WHAT THE TASK ASKS: Within the entries below, every line containing "recipient" is to be copied.

LISTED RECORDS:
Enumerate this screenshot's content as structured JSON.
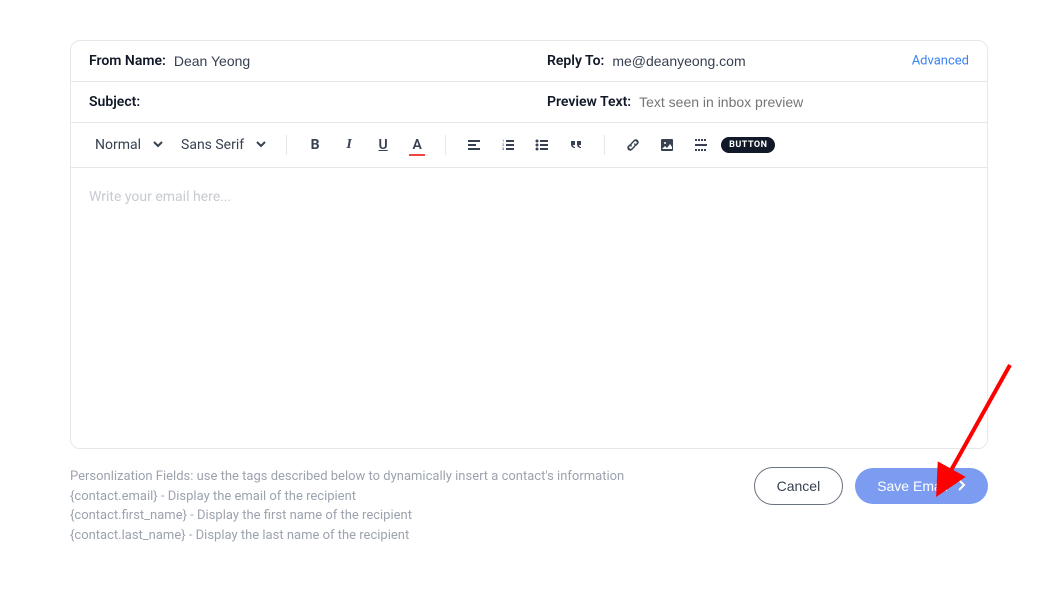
{
  "header": {
    "from_label": "From Name:",
    "from_value": "Dean Yeong",
    "reply_label": "Reply To:",
    "reply_value": "me@deanyeong.com",
    "advanced": "Advanced",
    "subject_label": "Subject:",
    "subject_value": "",
    "preview_label": "Preview Text:",
    "preview_placeholder": "Text seen in inbox preview"
  },
  "toolbar": {
    "format_select": "Normal",
    "font_select": "Sans Serif",
    "button_label": "BUTTON"
  },
  "editor": {
    "placeholder": "Write your email here..."
  },
  "footer": {
    "personalization_title": "Personlization Fields: use the tags described below to dynamically insert a contact's information",
    "field_email": "{contact.email} - Display the email of the recipient",
    "field_first": "{contact.first_name} - Display the first name of the recipient",
    "field_last": "{contact.last_name} - Display the last name of the recipient",
    "cancel": "Cancel",
    "save": "Save Email"
  }
}
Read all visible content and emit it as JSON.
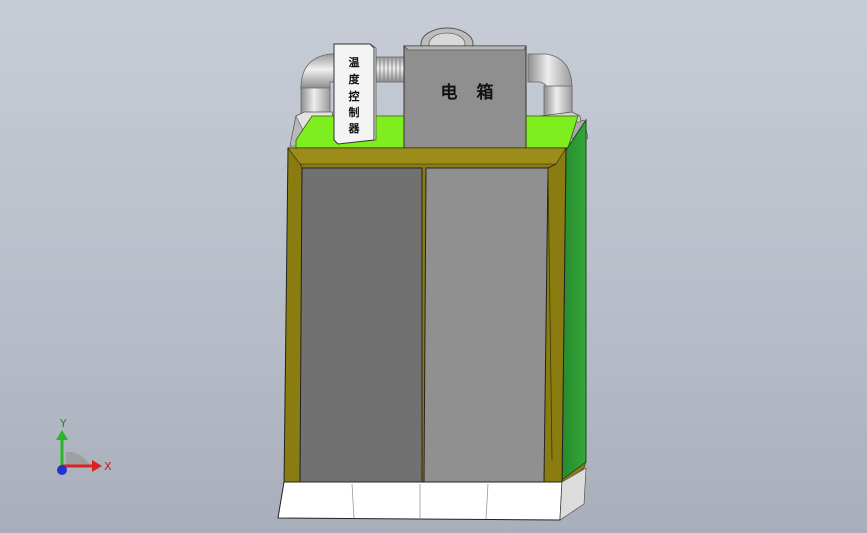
{
  "labels": {
    "temp_controller": [
      "温",
      "度",
      "控",
      "制",
      "器"
    ],
    "electric_box": [
      "电",
      "箱"
    ]
  },
  "triad": {
    "x": "X",
    "y": "Y"
  },
  "colors": {
    "frame_olive": "#8a7c10",
    "door_left": "#717171",
    "door_right": "#909090",
    "side_green": "#2e9a34",
    "top_green": "#7fee1e",
    "box_gray": "#8e8e8e",
    "duct_silver": "#c8c8c8"
  }
}
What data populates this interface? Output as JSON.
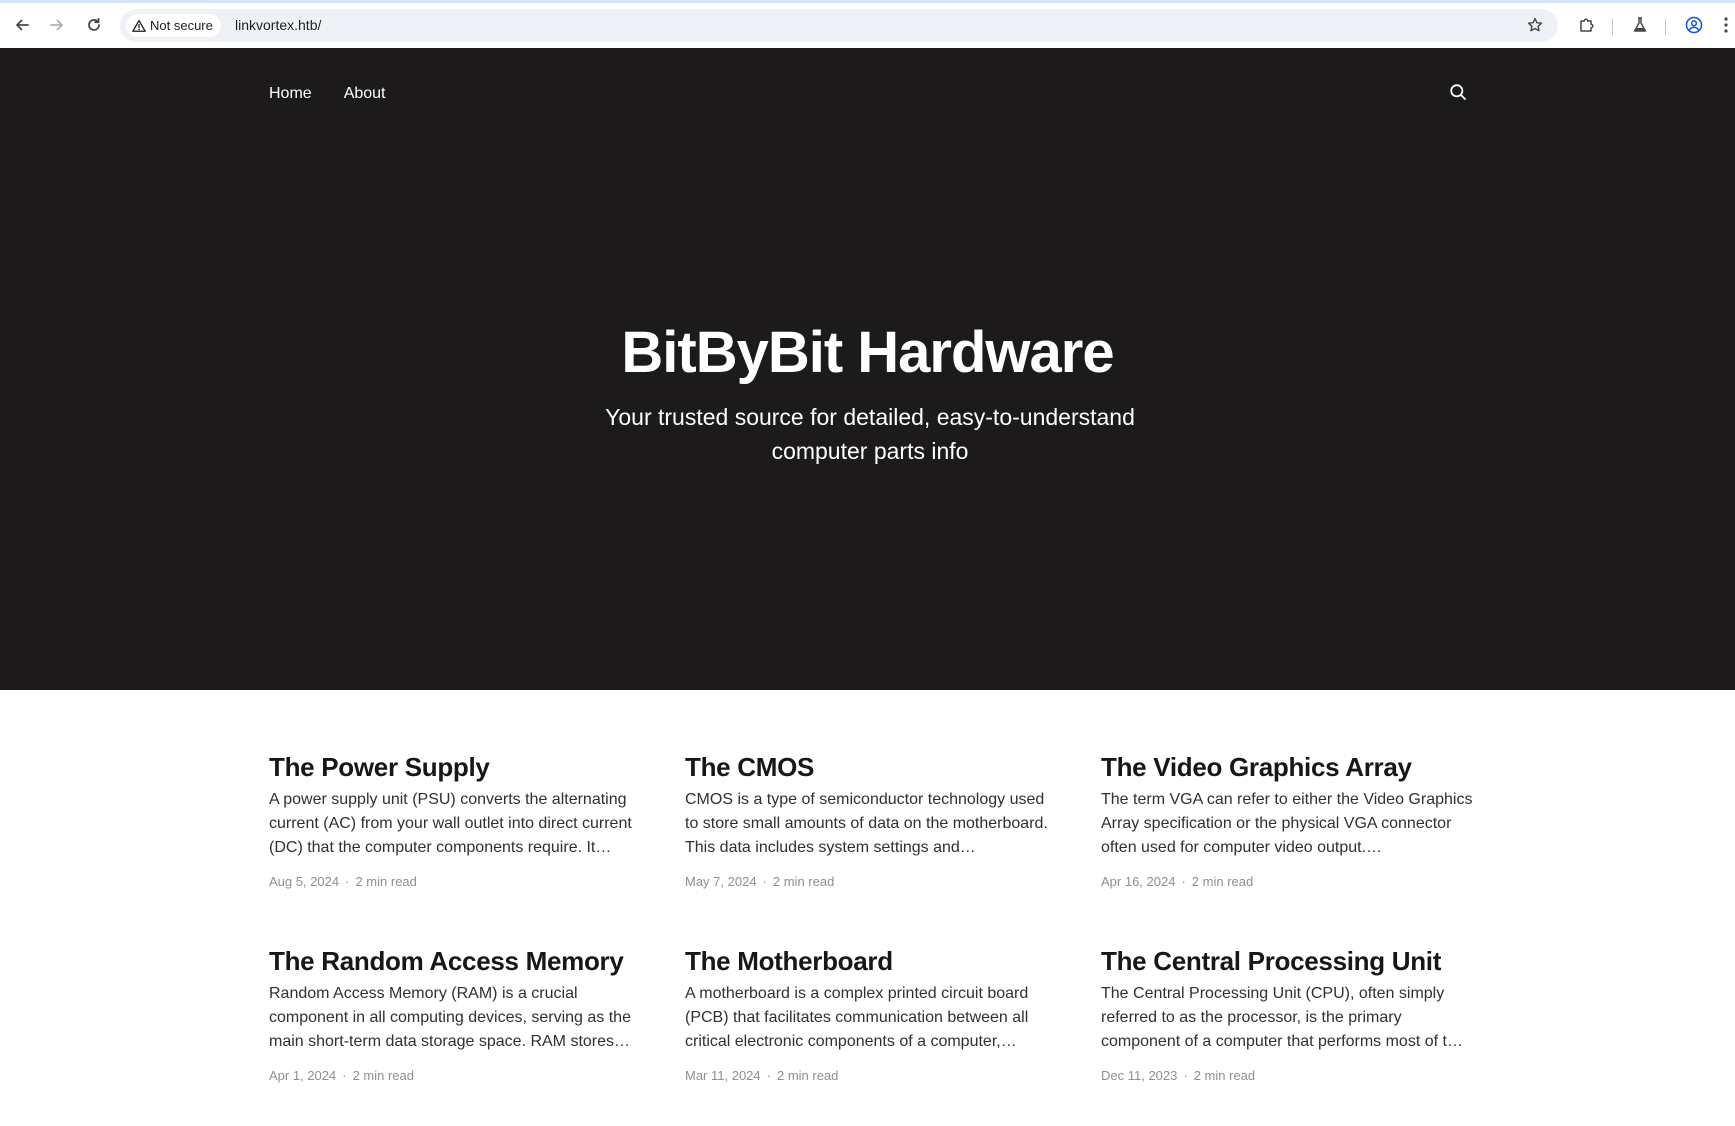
{
  "browser": {
    "security_label": "Not secure",
    "url": "linkvortex.htb/"
  },
  "site": {
    "nav": [
      {
        "label": "Home"
      },
      {
        "label": "About"
      }
    ],
    "title": "BitByBit Hardware",
    "description": "Your trusted source for detailed, easy-to-understand computer parts info"
  },
  "posts": [
    {
      "title": "The Power Supply",
      "excerpt": "A power supply unit (PSU) converts the alternating current (AC) from your wall outlet into direct current (DC) that the computer components require. It…",
      "date": "Aug 5, 2024",
      "read_time": "2 min read"
    },
    {
      "title": "The CMOS",
      "excerpt": "CMOS is a type of semiconductor technology used to store small amounts of data on the motherboard. This data includes system settings and…",
      "date": "May 7, 2024",
      "read_time": "2 min read"
    },
    {
      "title": "The Video Graphics Array",
      "excerpt": "The term VGA can refer to either the Video Graphics Array specification or the physical VGA connector often used for computer video output.…",
      "date": "Apr 16, 2024",
      "read_time": "2 min read"
    },
    {
      "title": "The Random Access Memory",
      "excerpt": "Random Access Memory (RAM) is a crucial component in all computing devices, serving as the main short-term data storage space. RAM stores…",
      "date": "Apr 1, 2024",
      "read_time": "2 min read"
    },
    {
      "title": "The Motherboard",
      "excerpt": "A motherboard is a complex printed circuit board (PCB) that facilitates communication between all critical electronic components of a computer,…",
      "date": "Mar 11, 2024",
      "read_time": "2 min read"
    },
    {
      "title": "The Central Processing Unit",
      "excerpt": "The Central Processing Unit (CPU), often simply referred to as the processor, is the primary component of a computer that performs most of t…",
      "date": "Dec 11, 2023",
      "read_time": "2 min read"
    }
  ],
  "colors": {
    "hero_bg": "#1d1a1b",
    "text": "#15171a",
    "meta": "#8a8f98"
  }
}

RESULT OF THIS EXERCISE:
    "field_email": "{contact.email} - Display the email of the recipient",
    "field_first": "{contact.first_name} - Display the first name of the recipient",
    "field_last": "{contact.last_name} - Display the last name of the recipient",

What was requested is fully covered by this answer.